Int’l Conference: Regional Dynamics and Strategic Concerns in South Asia
Deputy Secretary-General, Shanghai Cooperation Organization (SCO) Vladimir Potapenko, Wednesday, said that the armed confrontation in Afghanistan remained the main destabilizing factor in South Asia. SCO member states are interested in Afghanistan as a peaceful and neutral country that respects and observes human rights and freedoms, and maintaining friendly relations with its neighbors.
While addressing international conference on Regional Dynamic and Strategic Concerns in South Asia, he highlighted that the Astana declaration resolutely supported the efforts of the Government and the people of Afghanistan aimed at asserting a peaceful and stable state free of terrorism, extremism and illegal drug trafficking based on the United Nations’ central coordinating role in international efforts to stabilize the country and ensure its development.
He observed that Kabul was being provided wide-scale assistance in areas as defense, law enforcement, transport development, energy, anti-drug operations, training national experts, etc., both on bilateral and multilateral bases.

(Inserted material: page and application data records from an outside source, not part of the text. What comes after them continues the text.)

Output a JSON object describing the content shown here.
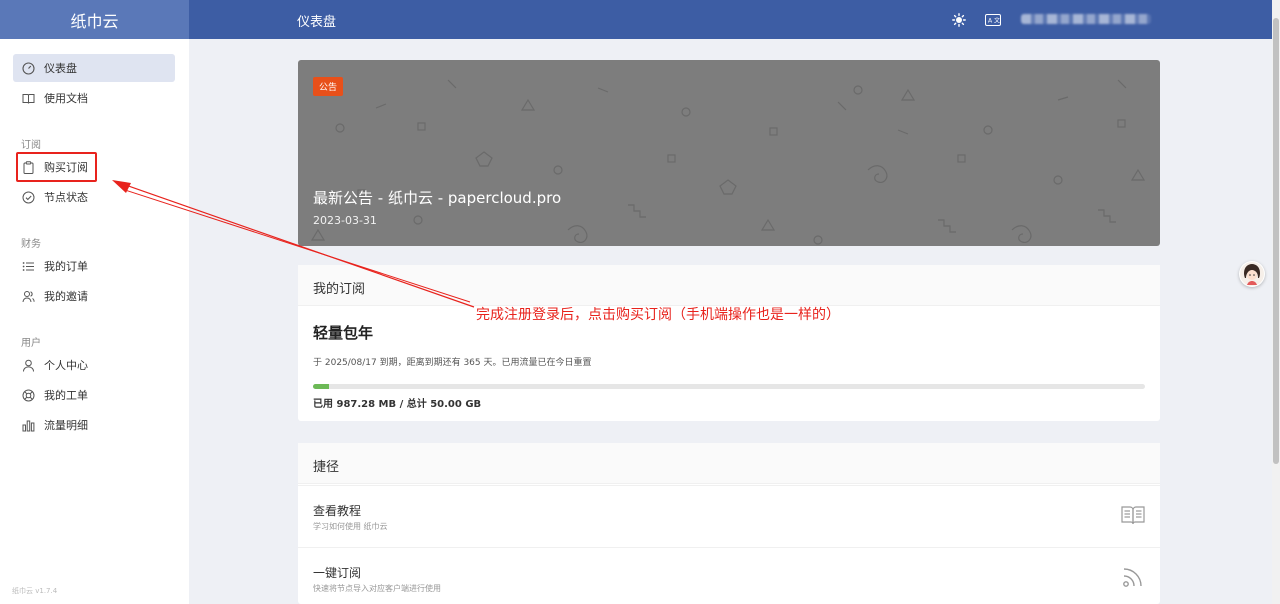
{
  "app": {
    "brand": "纸巾云",
    "page_title": "仪表盘",
    "version": "纸巾云 v1.7.4"
  },
  "header": {
    "theme_icon": "sun-icon",
    "lang_icon": "translate-icon"
  },
  "sidebar": {
    "items_top": [
      {
        "label": "仪表盘",
        "icon": "dashboard-icon",
        "active": true
      },
      {
        "label": "使用文档",
        "icon": "book-icon"
      }
    ],
    "groups": [
      {
        "title": "订阅",
        "items": [
          {
            "label": "购买订阅",
            "icon": "clipboard-icon"
          },
          {
            "label": "节点状态",
            "icon": "check-circle-icon"
          }
        ]
      },
      {
        "title": "财务",
        "items": [
          {
            "label": "我的订单",
            "icon": "list-icon"
          },
          {
            "label": "我的邀请",
            "icon": "users-icon"
          }
        ]
      },
      {
        "title": "用户",
        "items": [
          {
            "label": "个人中心",
            "icon": "user-icon"
          },
          {
            "label": "我的工单",
            "icon": "lifebuoy-icon"
          },
          {
            "label": "流量明细",
            "icon": "bar-chart-icon"
          }
        ]
      }
    ]
  },
  "notice": {
    "tag": "公告",
    "title": "最新公告 - 纸巾云 - papercloud.pro",
    "date": "2023-03-31"
  },
  "subscription": {
    "heading": "我的订阅",
    "plan": "轻量包年",
    "info": "于 2025/08/17 到期，距离到期还有 365 天。已用流量已在今日重置",
    "usage_text": "已用 987.28 MB / 总计 50.00 GB",
    "usage_fraction": 0.0193
  },
  "shortcuts": {
    "heading": "捷径",
    "items": [
      {
        "title": "查看教程",
        "desc": "学习如何使用 纸巾云",
        "icon": "book-open-icon"
      },
      {
        "title": "一键订阅",
        "desc": "快速将节点导入对应客户端进行使用",
        "icon": "rss-icon"
      }
    ]
  },
  "annotation": {
    "text": "完成注册登录后，点击购买订阅（手机端操作也是一样的）",
    "color": "#e8231d"
  },
  "colors": {
    "header": "#3d5da4",
    "brand": "#5a78b8",
    "notice_tag": "#e8501a",
    "progress": "#6cb956"
  }
}
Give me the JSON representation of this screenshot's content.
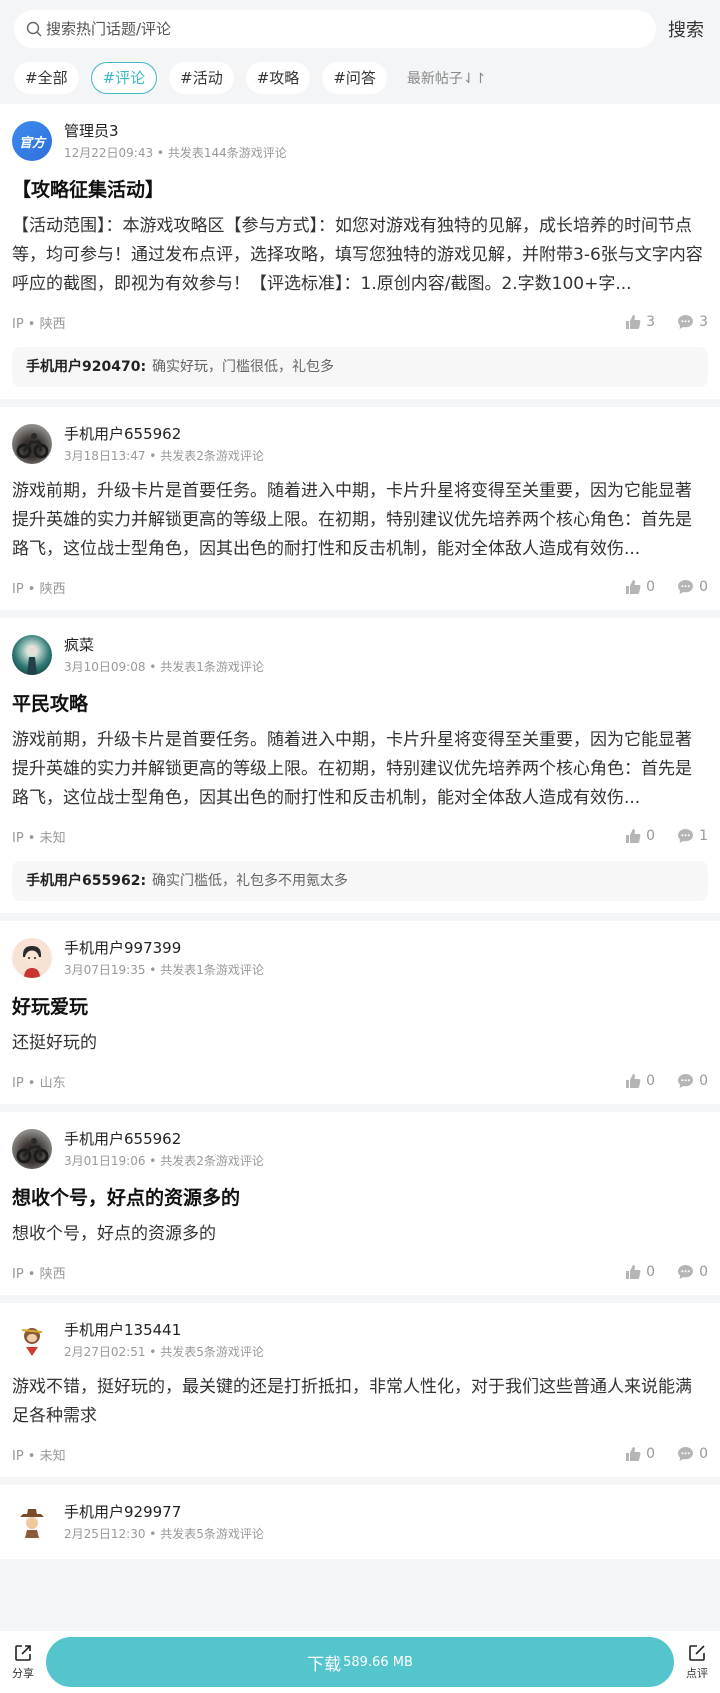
{
  "search": {
    "placeholder": "搜索热门话题/评论",
    "button": "搜索"
  },
  "tabs": [
    "#全部",
    "#评论",
    "#活动",
    "#攻略",
    "#问答"
  ],
  "sort_label": "最新帖子⇃↾",
  "posts": [
    {
      "avatar_text": "官方",
      "username": "管理员3",
      "meta": "12月22日09:43 • 共发表144条游戏评论",
      "title": "【攻略征集活动】",
      "body": "【活动范围】：本游戏攻略区【参与方式】：如您对游戏有独特的见解，成长培养的时间节点等，均可参与！通过发布点评，选择攻略，填写您独特的游戏见解，并附带3-6张与文字内容呼应的截图，即视为有效参与！【评选标准】：1.原创内容/截图。2.字数100+字...",
      "ip": "IP • 陕西",
      "likes": "3",
      "comments": "3",
      "reply_user": "手机用户920470:",
      "reply_text": "确实好玩，门槛很低，礼包多"
    },
    {
      "username": "手机用户655962",
      "meta": "3月18日13:47 • 共发表2条游戏评论",
      "body": "游戏前期，升级卡片是首要任务。随着进入中期，卡片升星将变得至关重要，因为它能显著提升英雄的实力并解锁更高的等级上限。在初期，特别建议优先培养两个核心角色：首先是路飞，这位战士型角色，因其出色的耐打性和反击机制，能对全体敌人造成有效伤...",
      "ip": "IP • 陕西",
      "likes": "0",
      "comments": "0"
    },
    {
      "username": "疯菜",
      "meta": "3月10日09:08 • 共发表1条游戏评论",
      "title": "平民攻略",
      "body": "游戏前期，升级卡片是首要任务。随着进入中期，卡片升星将变得至关重要，因为它能显著提升英雄的实力并解锁更高的等级上限。在初期，特别建议优先培养两个核心角色：首先是路飞，这位战士型角色，因其出色的耐打性和反击机制，能对全体敌人造成有效伤...",
      "ip": "IP • 未知",
      "likes": "0",
      "comments": "1",
      "reply_user": "手机用户655962:",
      "reply_text": "确实门槛低，礼包多不用氪太多"
    },
    {
      "username": "手机用户997399",
      "meta": "3月07日19:35 • 共发表1条游戏评论",
      "title": "好玩爱玩",
      "body": "还挺好玩的",
      "ip": "IP • 山东",
      "likes": "0",
      "comments": "0"
    },
    {
      "username": "手机用户655962",
      "meta": "3月01日19:06 • 共发表2条游戏评论",
      "title": "想收个号，好点的资源多的",
      "body": "想收个号，好点的资源多的",
      "ip": "IP • 陕西",
      "likes": "0",
      "comments": "0"
    },
    {
      "username": "手机用户135441",
      "meta": "2月27日02:51 • 共发表5条游戏评论",
      "body": "游戏不错，挺好玩的，最关键的还是打折抵扣，非常人性化，对于我们这些普通人来说能满足各种需求",
      "ip": "IP • 未知",
      "likes": "0",
      "comments": "0"
    },
    {
      "username": "手机用户929977",
      "meta": "2月25日12:30 • 共发表5条游戏评论"
    }
  ],
  "bottom": {
    "share": "分享",
    "download": "下载",
    "size": "589.66 MB",
    "review": "点评"
  },
  "colors": {
    "accent": "#3fb9c3",
    "download": "#54c4cd",
    "official": "#2e6fd9"
  }
}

The SCO members take an active part in a number of important international regional projects that also involve Afghanistan.
Sharing Pakistan’s concerns on India’s influence in Afghanistan, Ambassador (R) Rustam Shah Mohmand, Former Ambassador of Pakistan to Afghanistan, said that the ongoing conflict has multidimensional implications for the former – from a stabilized border to acts of terrorism; decrease in the volume of bilateral trade to the plight of both refugees and returnees.
Dr. Attaullah Wahidyar, Senior Advisor from the Ministry of Education, Kabul, discussing the ingress of non-state actors in South Asia was of the view that Daesh, Islamic State or ISIS are all part of the same ‘terrorism industry’. However, he felt that while the entire globe hosts such agar plates like the Islamic State of Iraq, Asia in general and central Asia specifically seems to be more generous where ISIS has over 8000 recruits.
Ambassador (R) Mohammad Sadiq, Former National Security Secretary and Ambassador of Pakistan to Afghanistan, Government of Pakistan, while chairing the session “Strategic Situation in Afghanistan and its Regional Implications” said that while the stalemate in Afghanistan is not going to end soon, there are clear ethnic fault-lines which the Taliban cannot cross.
Professor Dr Pervaiz Iqbal Cheema, Dean, Faculty of Contemporary Sciences, National Defence University provided a comprehensive overview of the Jammu and Kashmir dispute and said that in the aftermath of the cold-blooded murder of Burhan Muzaffar Wani, a wave of carnage has been unleashed by India across the occupied Valley. In his concluding Vote of Thanks, Ambassador (R) Abdul Basit, President, IPRI was optimistic that the deliberations which emerged out of the conference had the potential to chalk out future trajectories for Pakistan’s foreign policy in a highly dynamic geographic and strategic environment. ‘The Kashmir issue remains the core bone of contention between Pakistan and India – peace in the region is dependent on its amicable and just resolution.